A review of a compendious volume that traces the history of Australian exhibitions from the middle of the twentieth century to 2018. It examines how its authors place the field of exhibition history in relation to other agencies of influence on Australian culture: government policy, funding agencies, directors’ planning committees, art historians, art critics, and the inventive ways generations of curators responded to a series of artistic movements, indigenous aspirations, the cultures of minorities and successive waves of migrants. It probes possible contradictions in the volume’s presentation of exophoric or endophoric models of cohesion in national exhibitionary culture, compares it with histories of curating of other countries, and speculates upon alternative approaches to artists’ contributions to exhibition history, reasons for unequal achievements in the separate Australian states and the photography of spectating.

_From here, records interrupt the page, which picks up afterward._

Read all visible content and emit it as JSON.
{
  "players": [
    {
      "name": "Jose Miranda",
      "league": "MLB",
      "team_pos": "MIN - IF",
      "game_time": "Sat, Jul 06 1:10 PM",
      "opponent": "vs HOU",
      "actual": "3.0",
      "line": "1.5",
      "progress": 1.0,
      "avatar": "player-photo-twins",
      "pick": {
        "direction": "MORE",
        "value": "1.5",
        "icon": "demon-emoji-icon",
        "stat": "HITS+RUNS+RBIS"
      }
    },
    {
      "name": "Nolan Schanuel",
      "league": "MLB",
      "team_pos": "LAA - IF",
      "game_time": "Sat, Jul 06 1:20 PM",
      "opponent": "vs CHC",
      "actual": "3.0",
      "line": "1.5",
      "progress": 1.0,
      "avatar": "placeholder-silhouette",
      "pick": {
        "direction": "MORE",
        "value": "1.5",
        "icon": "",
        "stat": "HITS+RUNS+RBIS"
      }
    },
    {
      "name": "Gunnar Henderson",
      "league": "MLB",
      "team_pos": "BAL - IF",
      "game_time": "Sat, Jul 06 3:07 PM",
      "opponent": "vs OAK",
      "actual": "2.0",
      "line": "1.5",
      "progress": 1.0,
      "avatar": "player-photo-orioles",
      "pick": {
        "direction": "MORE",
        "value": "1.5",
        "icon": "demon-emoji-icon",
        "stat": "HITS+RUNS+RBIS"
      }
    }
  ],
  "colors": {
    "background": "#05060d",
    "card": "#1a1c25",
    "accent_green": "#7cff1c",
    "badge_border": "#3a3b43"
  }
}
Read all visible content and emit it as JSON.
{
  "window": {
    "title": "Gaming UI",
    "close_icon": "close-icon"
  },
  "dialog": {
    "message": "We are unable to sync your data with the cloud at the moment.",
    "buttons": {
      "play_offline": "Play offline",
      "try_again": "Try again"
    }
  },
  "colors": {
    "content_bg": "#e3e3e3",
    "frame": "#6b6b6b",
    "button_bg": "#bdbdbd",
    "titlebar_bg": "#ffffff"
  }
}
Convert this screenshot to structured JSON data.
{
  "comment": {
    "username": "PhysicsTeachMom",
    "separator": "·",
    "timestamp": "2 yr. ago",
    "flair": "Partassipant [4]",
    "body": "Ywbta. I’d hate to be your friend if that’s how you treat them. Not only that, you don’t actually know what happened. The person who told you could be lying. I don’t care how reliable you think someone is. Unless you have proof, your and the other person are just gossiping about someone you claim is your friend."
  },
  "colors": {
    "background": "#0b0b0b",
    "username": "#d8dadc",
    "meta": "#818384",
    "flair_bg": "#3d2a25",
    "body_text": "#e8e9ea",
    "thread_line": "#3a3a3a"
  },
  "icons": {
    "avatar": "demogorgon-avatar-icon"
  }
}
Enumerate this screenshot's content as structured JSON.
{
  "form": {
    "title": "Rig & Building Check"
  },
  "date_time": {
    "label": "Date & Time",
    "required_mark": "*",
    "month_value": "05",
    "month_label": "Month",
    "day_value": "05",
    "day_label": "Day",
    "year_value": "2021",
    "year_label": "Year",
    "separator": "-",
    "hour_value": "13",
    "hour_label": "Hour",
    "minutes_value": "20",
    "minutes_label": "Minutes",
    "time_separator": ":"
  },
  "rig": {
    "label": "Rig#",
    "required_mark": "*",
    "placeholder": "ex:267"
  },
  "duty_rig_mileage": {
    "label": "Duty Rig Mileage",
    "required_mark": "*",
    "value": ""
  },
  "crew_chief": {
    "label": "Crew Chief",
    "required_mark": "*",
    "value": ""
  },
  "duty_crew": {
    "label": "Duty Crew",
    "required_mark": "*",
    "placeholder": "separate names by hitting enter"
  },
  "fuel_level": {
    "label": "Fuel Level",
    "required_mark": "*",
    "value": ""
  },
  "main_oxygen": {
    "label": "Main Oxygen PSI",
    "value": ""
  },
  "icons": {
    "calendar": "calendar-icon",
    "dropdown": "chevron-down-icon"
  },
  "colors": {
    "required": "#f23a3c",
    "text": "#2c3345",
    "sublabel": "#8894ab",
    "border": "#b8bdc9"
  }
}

|Number of pages||16|
|Journal||Journal of Art Historiography|
|Publication status||Published - Jun 2019|